psalm-77

Exodus 29, Proverbs 5, Psalm 77

Today’s readings are Exodus 29, Proverbs 5, and Psalm 77.

This devotional is about Psalm 77.

Sleepless nights are a fact of life for most adults. Some have them frequently, others rarely, but all of have times when we are too worried or wounded or whatever to sleep. The songwriter here in Psalm 77 described one of those times in the opening stanzas of this song. Verse 2 says, “at night I stretched out untiring hands, and I would not be comforted” while verse 4 says, “You kept my eyes from closing.”

God’s word has taught us believers to seek the Lord in those moments when we can’t sleep and the Psalmist did that in this song (vv. 1-3a). When he ran out of ways to ask for God’s help, he turned his mind to the ways God had revealed his power in the past. Verse 5 says, “I thought about the former days, the years of long ago, and verse 10 says, “Then I thought, ‘To this I will appeal: the years when the Most High stretched out his right hand. I will remember the deeds of the Lord; yes, I will remember your miracles of long ago.’” Which miracles, you ask? Verses 15-20 describe the miracles God used to deliver Israel from the Egyptians through Moses and Aaron. When. this songwriter lived, those miracles had happened hundreds of years before. They were not memories he conjured up from his personal experiences in the past; they were acts of God that he had read about in the books of the Law and heard taught in the tabernacle. Recalling these gracious works of God historically gave Asaph confidence to trust God for his need. In verse 13, the author wrote, “Your ways, God, are holy. What god is as great as our God? You are the God who performs miracles; you display your power among the peoples.” Notice that all these verbs are in the present tense--you are holy, you are the God who performs miracles, etc. Because God had worked the past, the author was confident he would work in this situation.

When you can’t sleep at night, cry out to the Lord for help, then think about all he has done in the past that is recorded in the scriptures. Let their words give you confidence in God’s power for your life.

Numbers 32, Psalm 77, Isaiah 24, 1 John 2

If you’re following the schedule, you should read these chapters today: Numbers 32, Psalm 77, Isaiah 24, 1 John 2. Click on any of those references to see all the passages in one long page on BibleGateway. If you can't do all the readings today, read Psalm 77.

What do you do when you can’t sleep (v. 2b, 4a) because your heart is in turmoil? You pray, right? But what if you’ve cried out to God for help (v. 1), sought the Lord in distress (v. 2), but he still has not answered. This Psalm was written out of similar circumstances. We don’t know if the Psalmist’s distress is personal or national.

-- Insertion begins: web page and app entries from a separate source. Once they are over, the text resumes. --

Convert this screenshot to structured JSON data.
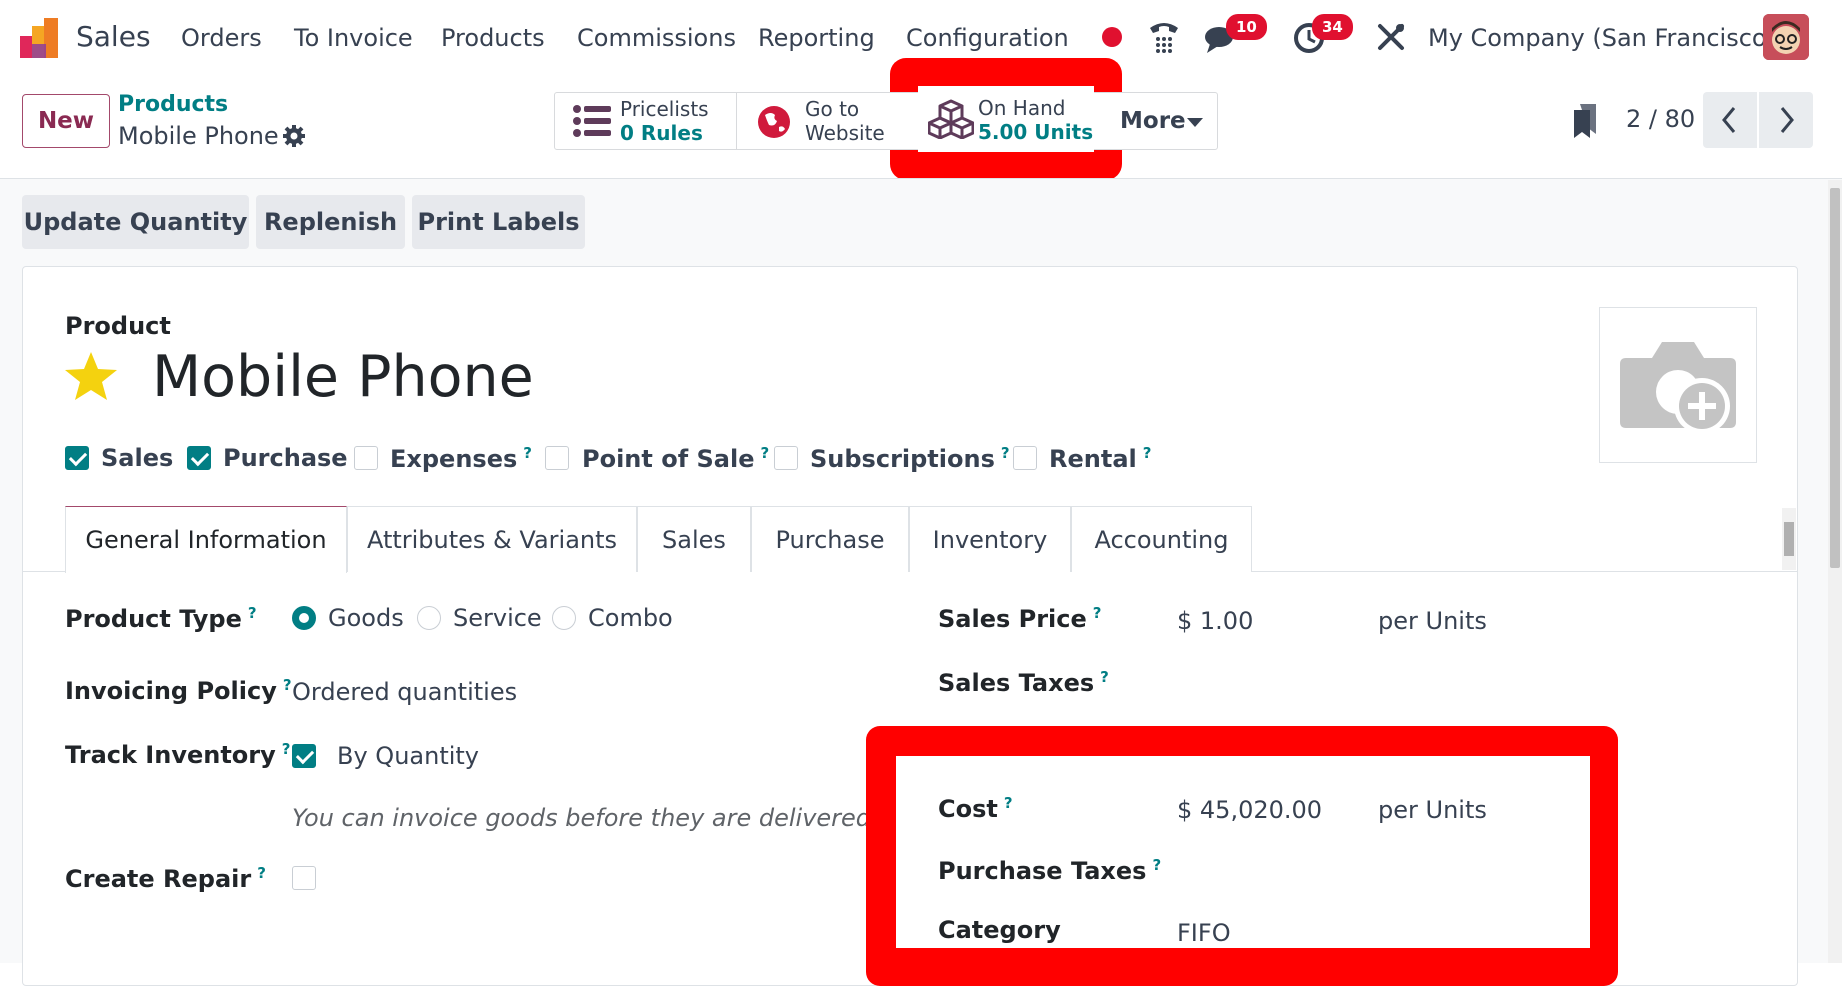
{
  "navbar": {
    "app_name": "Sales",
    "menu": [
      "Orders",
      "To Invoice",
      "Products",
      "Commissions",
      "Reporting",
      "Configuration"
    ],
    "messages_badge": "10",
    "activities_badge": "34",
    "company": "My Company (San Francisco)"
  },
  "control_panel": {
    "new_label": "New",
    "breadcrumb_parent": "Products",
    "breadcrumb_current": "Mobile Phone",
    "smart_buttons": {
      "pricelists_label": "Pricelists",
      "pricelists_value": "0 Rules",
      "website_line1": "Go to",
      "website_line2": "Website",
      "onhand_label": "On Hand",
      "onhand_value": "5.00 Units",
      "more_label": "More"
    },
    "pager": "2 / 80"
  },
  "actions": {
    "update_quantity": "Update Quantity",
    "replenish": "Replenish",
    "print_labels": "Print Labels"
  },
  "form": {
    "product_label": "Product",
    "product_name": "Mobile Phone",
    "flags": [
      {
        "label": "Sales",
        "checked": true
      },
      {
        "label": "Purchase",
        "checked": true
      },
      {
        "label": "Expenses",
        "checked": false
      },
      {
        "label": "Point of Sale",
        "checked": false
      },
      {
        "label": "Subscriptions",
        "checked": false
      },
      {
        "label": "Rental",
        "checked": false
      }
    ],
    "tabs": [
      "General Information",
      "Attributes & Variants",
      "Sales",
      "Purchase",
      "Inventory",
      "Accounting"
    ],
    "product_type_label": "Product Type",
    "product_type_options": [
      "Goods",
      "Service",
      "Combo"
    ],
    "invoicing_policy_label": "Invoicing Policy",
    "invoicing_policy_value": "Ordered quantities",
    "track_inventory_label": "Track Inventory",
    "track_inventory_value": "By Quantity",
    "hint": "You can invoice goods before they are delivered.",
    "create_repair_label": "Create Repair",
    "sales_price_label": "Sales Price",
    "sales_price_value": "$ 1.00",
    "per_units": "per Units",
    "sales_taxes_label": "Sales Taxes",
    "cost_label": "Cost",
    "cost_value": "$ 45,020.00",
    "purchase_taxes_label": "Purchase Taxes",
    "category_label": "Category",
    "category_value": "FIFO"
  },
  "colors": {
    "accent": "#017e84",
    "brand": "#a3496b",
    "highlight": "#ff0000",
    "badge": "#e0102f"
  }
}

If it is national, we’re not told if he was distressed over the moral and spiritual decay of Israel or over military losses. What we know is that whatever was hanging up the Psalmist emotionally, prayer was not helping. God’s refusal to answer sent the Psalmist into a theological tailspin, making him wonder about what he was taught and believed to be true about God (vv. 7-9). Verses 10-20 sing for us the resolution to the Psalmist’s dilemma. Though God may not be answering his prayers at this time in the way that he wanted, he found strength for his faith in what God had already done in the past. He recalled in detail how God defeated Israel’s enemies, performing miracles for them to display his one of a kind power to redeem his people (vv. 10-15). Specifically, he recalled God’s deliverance from Egypt through his miraculous works (vv. 14-19) and through the leadership of Moses and Aaron. 

It is always comforting to have fresh confirmation of God’s work in your life and it is easy to grow frustrated when God does not answer our prayers when we want in the way we want. But, he’s God; his ways are beyond our understanding and his purposes take precedence over ours. When his will is not to say yes to our prayers, we can strengthen our sagging faith by remembering what he has done for others as recorded in the Scriptures. Romans 15:4 put it this way: “For everything that was written in the past was written to teach us, so that through the endurance taught in the Scriptures and the encouragement they provide we might have hope.” God’s word gives us comfort and strengthens our faith while we wait for God to answer our prayers and deliver us from distress. Turn to his word to help you on those sleepless nights of distress.

Now for your thoughts: What stood out in your Bible reading for today? What questions do you have about what you read? What are your thoughts about what I wrote above? Post them in the comments below or on our Facebook page. And, feel free to answer and interact with the questions and comments of others. Have a great day; we'll talk scripture again tomorrow.